Professor Stéphane Brutus is a member of the Board of KANPE. In late November, along with a fellow member of KANPE’s volunteer committee, Cynthia Philip, he went to Baille Tourible as an observer to assess the impact of KANPE’s integrated programme. He tells us his experience below.
What was your mandate on this trip to Baille Tourible?
Le The evaluation mandate is quite simple: to do a systematic analysis of KANPE’s achievements in Baille Tourible and, if appropriate, make recommendations for the future. To do this, we conducted a dozen interviews with various stakeholders in the field (coaches, coordinators, medical staff, etc.). We also conducted two focus groups and visited several program participants, along with companions. The medical records of 315 participants and their accompanying records were also recorded by the team. It was quite a busy week!
Why assess KANPE’s integrated programming at this particular stage?
Our intervention in Baille Tourible is nearing completion and participating families will graduate in March (editor’s note: a ceremony is scheduled for March 9, 2013 marking the end of support for program participants, which lasted 18 months). The time is right for a closer look at the achievements of the program.
What are the next steps once the evaluation is completed?
The report will be submitted to the Board in January 2013. In addition to a thorough analysis of the process and results of the program, the report will include a list of recommendations that will optimize KANPE’s future initiatives. The Board could choose to take action on the recommendations, if deemed appropriate.
What has stayed with you from your trip to Baille Tourible after working with families supported by KANPE’s programme?
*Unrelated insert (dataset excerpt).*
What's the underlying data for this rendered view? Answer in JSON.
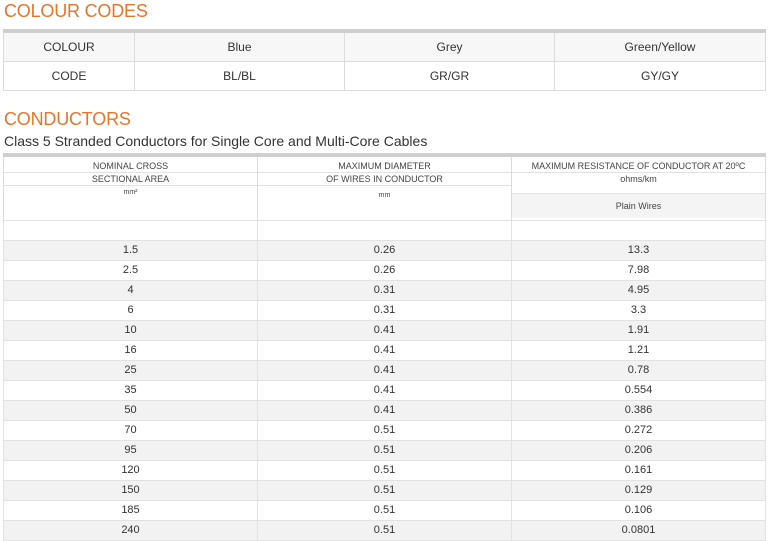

What struck me the most is the hard work displayed by the women participating in the program as well as the coaches. For these women, work is survival and, with the help of KANPE, means access to a better life. The day of a typical householder KANPE is filled with a series of challenging tasks and each is critical to the livelihood of her family. Apart from Sunday Mass, during which they can relax a bit, these women have very little respite. Regarding the seven companions, I challenge anyone to follow a single day! The physical, emotional, and psychological burden of their work has nothing in common with the concept of "work" as we know it. These young men are truly extraordinary and have all my admiration.